Not the Dickinson County Heritage Center. Well organized, clean and brightly lit, it tells the county’s story from prehistory to the development of modern innovation. We learned that C.L. Brown’s company, based in Abilene, was an early telephone pioneer that eventually became Sprint. C.W. Parker’s company was a carnival innovator best known for its finely crafted carousels. We enjoyed a ride on the oldest known Parker Carousel.
Amazingly, it can still be powered by a wood-fired boiler.
After two days visiting Abilene’s historic museums and demonstrations, we understood why Dwight Eisenhower was proud of his town. Volunteers make modern Abilene a great place to visit. They plan and operate the railroad, Old Town and Heritage Center. In good Western form they “corral” other small businesses into sharing their products and stories. This cooperative effort has garnered Abilene accolades — Favorite Small town, Friendliest Small town, Destination of the Year and Best Historic Small Town.

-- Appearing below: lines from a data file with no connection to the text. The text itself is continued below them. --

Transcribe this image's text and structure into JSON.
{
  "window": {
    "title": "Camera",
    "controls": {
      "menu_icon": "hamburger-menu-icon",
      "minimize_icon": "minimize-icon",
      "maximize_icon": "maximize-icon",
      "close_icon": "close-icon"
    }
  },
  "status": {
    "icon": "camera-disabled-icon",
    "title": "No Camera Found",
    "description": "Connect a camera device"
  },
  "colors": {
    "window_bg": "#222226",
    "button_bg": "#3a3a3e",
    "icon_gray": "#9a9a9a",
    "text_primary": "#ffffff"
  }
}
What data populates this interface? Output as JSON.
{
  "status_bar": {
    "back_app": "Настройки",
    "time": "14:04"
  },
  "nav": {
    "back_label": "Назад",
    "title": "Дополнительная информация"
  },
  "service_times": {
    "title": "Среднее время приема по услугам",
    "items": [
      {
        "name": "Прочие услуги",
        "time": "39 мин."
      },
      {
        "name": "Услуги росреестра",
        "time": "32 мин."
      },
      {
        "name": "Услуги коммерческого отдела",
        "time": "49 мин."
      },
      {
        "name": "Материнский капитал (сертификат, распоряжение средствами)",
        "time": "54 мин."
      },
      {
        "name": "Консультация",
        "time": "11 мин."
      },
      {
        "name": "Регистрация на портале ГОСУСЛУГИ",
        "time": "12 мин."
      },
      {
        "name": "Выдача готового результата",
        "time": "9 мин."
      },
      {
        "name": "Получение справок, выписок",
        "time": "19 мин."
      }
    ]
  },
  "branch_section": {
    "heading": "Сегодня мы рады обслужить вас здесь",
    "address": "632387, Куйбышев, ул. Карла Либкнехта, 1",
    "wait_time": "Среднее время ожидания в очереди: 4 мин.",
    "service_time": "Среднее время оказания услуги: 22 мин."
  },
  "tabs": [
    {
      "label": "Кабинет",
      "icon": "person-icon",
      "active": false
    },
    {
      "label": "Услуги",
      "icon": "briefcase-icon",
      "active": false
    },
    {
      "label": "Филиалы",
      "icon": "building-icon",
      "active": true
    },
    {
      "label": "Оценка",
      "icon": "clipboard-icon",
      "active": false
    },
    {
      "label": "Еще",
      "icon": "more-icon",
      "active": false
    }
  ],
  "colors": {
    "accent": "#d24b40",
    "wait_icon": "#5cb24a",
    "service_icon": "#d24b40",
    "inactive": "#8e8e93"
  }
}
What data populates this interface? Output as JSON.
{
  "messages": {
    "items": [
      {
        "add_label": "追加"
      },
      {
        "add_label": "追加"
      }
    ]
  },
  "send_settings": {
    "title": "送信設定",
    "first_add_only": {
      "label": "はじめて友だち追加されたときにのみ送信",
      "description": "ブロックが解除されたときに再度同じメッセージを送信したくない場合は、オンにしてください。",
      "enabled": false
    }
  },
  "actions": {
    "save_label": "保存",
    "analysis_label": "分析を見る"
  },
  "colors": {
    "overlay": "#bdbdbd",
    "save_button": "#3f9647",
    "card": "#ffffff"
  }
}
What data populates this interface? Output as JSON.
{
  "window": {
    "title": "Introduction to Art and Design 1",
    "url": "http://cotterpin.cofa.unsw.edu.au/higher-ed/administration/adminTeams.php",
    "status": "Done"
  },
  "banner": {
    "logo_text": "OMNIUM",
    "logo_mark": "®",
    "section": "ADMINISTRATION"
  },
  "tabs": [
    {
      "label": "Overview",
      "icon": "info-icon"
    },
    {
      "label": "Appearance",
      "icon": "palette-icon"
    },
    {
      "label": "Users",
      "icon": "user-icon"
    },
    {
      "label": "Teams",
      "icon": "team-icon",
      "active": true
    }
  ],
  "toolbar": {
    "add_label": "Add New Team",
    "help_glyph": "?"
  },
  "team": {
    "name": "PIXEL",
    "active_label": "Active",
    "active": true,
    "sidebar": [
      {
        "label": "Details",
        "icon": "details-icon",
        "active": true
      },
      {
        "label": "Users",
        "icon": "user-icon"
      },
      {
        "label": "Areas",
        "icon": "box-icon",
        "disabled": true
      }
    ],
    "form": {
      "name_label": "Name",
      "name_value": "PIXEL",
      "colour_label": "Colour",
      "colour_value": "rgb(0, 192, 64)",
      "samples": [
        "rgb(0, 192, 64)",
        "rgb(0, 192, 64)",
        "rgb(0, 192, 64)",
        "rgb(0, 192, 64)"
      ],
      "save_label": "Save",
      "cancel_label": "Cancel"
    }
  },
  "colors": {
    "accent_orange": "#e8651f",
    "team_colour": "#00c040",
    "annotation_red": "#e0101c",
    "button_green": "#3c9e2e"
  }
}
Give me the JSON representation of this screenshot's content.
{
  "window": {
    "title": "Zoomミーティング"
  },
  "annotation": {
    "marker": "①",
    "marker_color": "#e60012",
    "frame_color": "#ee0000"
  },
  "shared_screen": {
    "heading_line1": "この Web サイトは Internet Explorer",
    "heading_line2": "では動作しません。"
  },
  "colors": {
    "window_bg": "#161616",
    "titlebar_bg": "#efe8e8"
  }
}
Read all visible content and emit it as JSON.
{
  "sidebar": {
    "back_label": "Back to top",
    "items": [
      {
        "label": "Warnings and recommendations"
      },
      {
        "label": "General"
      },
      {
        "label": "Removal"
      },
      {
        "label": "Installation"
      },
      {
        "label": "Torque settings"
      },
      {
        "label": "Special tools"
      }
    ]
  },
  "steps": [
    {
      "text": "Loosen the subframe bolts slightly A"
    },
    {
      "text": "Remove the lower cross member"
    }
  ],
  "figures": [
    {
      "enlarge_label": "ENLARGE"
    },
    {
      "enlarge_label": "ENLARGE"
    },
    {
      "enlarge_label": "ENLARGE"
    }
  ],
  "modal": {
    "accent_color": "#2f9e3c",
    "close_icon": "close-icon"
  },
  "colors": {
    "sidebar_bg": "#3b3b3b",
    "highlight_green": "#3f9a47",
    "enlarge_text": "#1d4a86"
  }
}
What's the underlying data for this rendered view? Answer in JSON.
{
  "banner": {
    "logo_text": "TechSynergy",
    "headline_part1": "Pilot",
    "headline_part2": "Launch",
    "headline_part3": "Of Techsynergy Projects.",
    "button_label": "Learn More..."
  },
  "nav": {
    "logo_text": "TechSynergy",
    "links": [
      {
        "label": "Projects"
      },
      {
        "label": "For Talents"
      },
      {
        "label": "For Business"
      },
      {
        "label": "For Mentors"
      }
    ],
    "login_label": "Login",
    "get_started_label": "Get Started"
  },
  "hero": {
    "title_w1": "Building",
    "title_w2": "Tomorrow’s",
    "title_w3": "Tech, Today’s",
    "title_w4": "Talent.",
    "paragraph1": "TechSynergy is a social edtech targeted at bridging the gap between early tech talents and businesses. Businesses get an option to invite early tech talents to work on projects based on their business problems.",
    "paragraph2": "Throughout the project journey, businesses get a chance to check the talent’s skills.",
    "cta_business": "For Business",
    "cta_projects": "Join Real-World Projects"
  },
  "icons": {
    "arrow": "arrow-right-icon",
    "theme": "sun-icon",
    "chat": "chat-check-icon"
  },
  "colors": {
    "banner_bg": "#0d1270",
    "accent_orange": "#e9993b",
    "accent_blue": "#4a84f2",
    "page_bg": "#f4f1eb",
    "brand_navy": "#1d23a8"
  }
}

We capped off our visit with a stop at the Central Kansas Free Fair on the west side of town. It’s bigger than most county fairs and smaller than state fairs. We walked the Midway, saw show cattle, horses, sheep, chickens and rabbits on display and munched hot dogs. Admission and parking are free, but there are fees for special events.
We were fortunate The Wild Bill Hickock professional rodeo was at the fair when we visited. Offering $37,500 in prize money for cowboys and cowgirls, it attracts some of the nation’s best riders. We met saddle bronc riders and rodeo queen, Hailey Frederiksen. The rodeo was our capstone activity following two full days in Abilene.
Abilene is about 450 miles from Cedar Rapids and an easy eight-hour drive. We followed Eisenhower’s Interstates 80, 35 and 70 to reach it and took a pleasant shortcut from Cameron, Missouri, to Topeka that avoids Kansas City traffic and tolls.
Driving to Abilene gave us an opportunity to stop in Atchison at Amelia Earhart’s girlhood home, the Kansas capital in Topeka, military museums at Fort Riley, and the Nature Conservancy’s massive Konza Prairie near Manhattan. A side ride through the verdant Flint Hills could be worked into a four- or five-day trip.
For information, contact AbileneKansas.org or travelks.com.